Directions » Exactly as they stand, the data below are to be printed again.

Record excerpts »
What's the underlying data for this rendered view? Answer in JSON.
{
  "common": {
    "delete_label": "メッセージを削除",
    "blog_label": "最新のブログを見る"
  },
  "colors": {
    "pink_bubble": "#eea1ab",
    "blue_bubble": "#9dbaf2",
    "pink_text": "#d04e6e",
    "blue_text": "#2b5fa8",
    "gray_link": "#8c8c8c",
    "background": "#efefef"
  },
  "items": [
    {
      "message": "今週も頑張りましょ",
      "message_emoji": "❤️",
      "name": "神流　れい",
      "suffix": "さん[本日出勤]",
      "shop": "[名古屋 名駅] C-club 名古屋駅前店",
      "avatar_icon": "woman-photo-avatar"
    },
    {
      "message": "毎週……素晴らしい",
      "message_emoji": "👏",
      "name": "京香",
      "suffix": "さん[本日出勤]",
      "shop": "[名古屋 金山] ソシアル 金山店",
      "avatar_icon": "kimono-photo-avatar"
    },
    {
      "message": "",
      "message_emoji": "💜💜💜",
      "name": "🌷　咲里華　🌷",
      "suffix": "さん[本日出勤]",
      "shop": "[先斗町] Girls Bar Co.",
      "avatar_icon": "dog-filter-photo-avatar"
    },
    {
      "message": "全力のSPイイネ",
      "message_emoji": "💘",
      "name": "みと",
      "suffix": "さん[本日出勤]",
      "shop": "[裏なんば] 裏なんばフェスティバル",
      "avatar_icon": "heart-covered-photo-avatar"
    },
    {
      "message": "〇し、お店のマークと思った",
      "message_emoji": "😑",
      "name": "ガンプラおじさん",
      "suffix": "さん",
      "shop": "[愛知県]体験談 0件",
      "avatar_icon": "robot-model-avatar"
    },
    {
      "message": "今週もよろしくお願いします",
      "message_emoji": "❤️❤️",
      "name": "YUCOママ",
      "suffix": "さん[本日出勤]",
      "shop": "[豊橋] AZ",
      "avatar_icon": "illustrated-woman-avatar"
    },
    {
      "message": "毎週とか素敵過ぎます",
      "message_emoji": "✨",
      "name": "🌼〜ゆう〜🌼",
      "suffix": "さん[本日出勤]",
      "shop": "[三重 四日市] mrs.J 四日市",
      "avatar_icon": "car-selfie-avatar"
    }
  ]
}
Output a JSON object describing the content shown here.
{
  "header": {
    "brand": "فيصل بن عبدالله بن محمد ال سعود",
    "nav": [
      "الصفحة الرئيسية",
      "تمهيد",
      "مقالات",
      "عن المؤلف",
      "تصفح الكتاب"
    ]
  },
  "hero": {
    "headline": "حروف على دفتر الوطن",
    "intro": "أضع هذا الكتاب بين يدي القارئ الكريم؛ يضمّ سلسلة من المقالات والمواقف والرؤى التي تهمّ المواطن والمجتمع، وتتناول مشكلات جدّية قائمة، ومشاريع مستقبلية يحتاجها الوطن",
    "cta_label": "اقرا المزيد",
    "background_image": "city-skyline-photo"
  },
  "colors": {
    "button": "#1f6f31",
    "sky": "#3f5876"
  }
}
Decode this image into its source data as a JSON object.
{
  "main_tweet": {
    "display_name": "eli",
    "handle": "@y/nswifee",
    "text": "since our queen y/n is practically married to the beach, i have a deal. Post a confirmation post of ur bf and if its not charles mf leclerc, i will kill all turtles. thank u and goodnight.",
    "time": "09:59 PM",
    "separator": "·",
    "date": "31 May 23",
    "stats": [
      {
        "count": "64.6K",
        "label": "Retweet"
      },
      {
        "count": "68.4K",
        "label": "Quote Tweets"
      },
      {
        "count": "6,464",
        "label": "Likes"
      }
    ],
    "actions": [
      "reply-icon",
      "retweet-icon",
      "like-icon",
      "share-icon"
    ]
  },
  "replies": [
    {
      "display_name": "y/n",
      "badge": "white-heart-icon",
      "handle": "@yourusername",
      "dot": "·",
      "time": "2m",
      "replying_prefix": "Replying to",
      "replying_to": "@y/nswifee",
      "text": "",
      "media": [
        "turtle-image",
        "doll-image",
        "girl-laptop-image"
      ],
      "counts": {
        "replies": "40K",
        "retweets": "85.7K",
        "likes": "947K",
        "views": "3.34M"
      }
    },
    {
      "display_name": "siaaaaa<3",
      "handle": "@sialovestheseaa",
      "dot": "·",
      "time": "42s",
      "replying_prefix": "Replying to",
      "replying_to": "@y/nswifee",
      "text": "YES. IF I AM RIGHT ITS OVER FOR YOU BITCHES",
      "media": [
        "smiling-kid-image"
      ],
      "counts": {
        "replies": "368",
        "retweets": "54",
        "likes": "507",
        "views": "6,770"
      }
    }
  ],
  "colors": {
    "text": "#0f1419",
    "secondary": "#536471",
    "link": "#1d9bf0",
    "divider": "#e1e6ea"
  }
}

Solution for this task »
What's the underlying data for this rendered view? Answer in JSON.
{
  "common": {
    "delete_label": "メッセージを削除",
    "blog_label": "最新のブログを見る"
  },
  "colors": {
    "pink_bubble": "#eea1ab",
    "blue_bubble": "#9dbaf2",
    "pink_text": "#d04e6e",
    "blue_text": "#2b5fa8",
    "gray_link": "#8c8c8c",
    "background": "#efefef"
  },
  "items": [
    {
      "message": "今週も頑張りましょ",
      "message_emoji": "❤️",
      "name": "神流　れい",
      "suffix": "さん[本日出勤]",
      "shop": "[名古屋 名駅] C-club 名古屋駅前店",
      "avatar_icon": "woman-photo-avatar"
    },
    {
      "message": "毎週……素晴らしい",
      "message_emoji": "👏",
      "name": "京香",
      "suffix": "さん[本日出勤]",
      "shop": "[名古屋 金山] ソシアル 金山店",
      "avatar_icon": "kimono-photo-avatar"
    },
    {
      "message": "",
      "message_emoji": "💜💜💜",
      "name": "🌷　咲里華　🌷",
      "suffix": "さん[本日出勤]",
      "shop": "[先斗町] Girls Bar Co.",
      "avatar_icon": "dog-filter-photo-avatar"
    },
    {
      "message": "全力のSPイイネ",
      "message_emoji": "💘",
      "name": "みと",
      "suffix": "さん[本日出勤]",
      "shop": "[裏なんば] 裏なんばフェスティバル",
      "avatar_icon": "heart-covered-photo-avatar"
    },
    {
      "message": "〇し、お店のマークと思った",
      "message_emoji": "😑",
      "name": "ガンプラおじさん",
      "suffix": "さん",
      "shop": "[愛知県]体験談 0件",
      "avatar_icon": "robot-model-avatar"
    },
    {
      "message": "今週もよろしくお願いします",
      "message_emoji": "❤️❤️",
      "name": "YUCOママ",
      "suffix": "さん[本日出勤]",
      "shop": "[豊橋] AZ",
      "avatar_icon": "illustrated-woman-avatar"
    },
    {
      "message": "毎週とか素敵過ぎます",
      "message_emoji": "✨",
      "name": "🌼〜ゆう〜🌼",
      "suffix": "さん[本日出勤]",
      "shop": "[三重 四日市] mrs.J 四日市",
      "avatar_icon": "car-selfie-avatar"
    }
  ]
}
Output a JSON object describing the content shown here.
{
  "header": {
    "brand": "فيصل بن عبدالله بن محمد ال سعود",
    "nav": [
      "الصفحة الرئيسية",
      "تمهيد",
      "مقالات",
      "عن المؤلف",
      "تصفح الكتاب"
    ]
  },
  "hero": {
    "headline": "حروف على دفتر الوطن",
    "intro": "أضع هذا الكتاب بين يدي القارئ الكريم؛ يضمّ سلسلة من المقالات والمواقف والرؤى التي تهمّ المواطن والمجتمع، وتتناول مشكلات جدّية قائمة، ومشاريع مستقبلية يحتاجها الوطن",
    "cta_label": "اقرا المزيد",
    "background_image": "city-skyline-photo"
  },
  "colors": {
    "button": "#1f6f31",
    "sky": "#3f5876"
  }
}
Decode this image into its source data as a JSON object.
{
  "main_tweet": {
    "display_name": "eli",
    "handle": "@y/nswifee",
    "text": "since our queen y/n is practically married to the beach, i have a deal. Post a confirmation post of ur bf and if its not charles mf leclerc, i will kill all turtles. thank u and goodnight.",
    "time": "09:59 PM",
    "separator": "·",
    "date": "31 May 23",
    "stats": [
      {
        "count": "64.6K",
        "label": "Retweet"
      },
      {
        "count": "68.4K",
        "label": "Quote Tweets"
      },
      {
        "count": "6,464",
        "label": "Likes"
      }
    ],
    "actions": [
      "reply-icon",
      "retweet-icon",
      "like-icon",
      "share-icon"
    ]
  },
  "replies": [
    {
      "display_name": "y/n",
      "badge": "white-heart-icon",
      "handle": "@yourusername",
      "dot": "·",
      "time": "2m",
      "replying_prefix": "Replying to",
      "replying_to": "@y/nswifee",
      "text": "",
      "media": [
        "turtle-image",
        "doll-image",
        "girl-laptop-image"
      ],
      "counts": {
        "replies": "40K",
        "retweets": "85.7K",
        "likes": "947K",
        "views": "3.34M"
      }
    },
    {
      "display_name": "siaaaaa<3",
      "handle": "@sialovestheseaa",
      "dot": "·",
      "time": "42s",
      "replying_prefix": "Replying to",
      "replying_to": "@y/nswifee",
      "text": "YES. IF I AM RIGHT ITS OVER FOR YOU BITCHES",
      "media": [
        "smiling-kid-image"
      ],
      "counts": {
        "replies": "368",
        "retweets": "54",
        "likes": "507",
        "views": "6,770"
      }
    }
  ],
  "colors": {
    "text": "#0f1419",
    "secondary": "#536471",
    "link": "#1d9bf0",
    "divider": "#e1e6ea"
  }
}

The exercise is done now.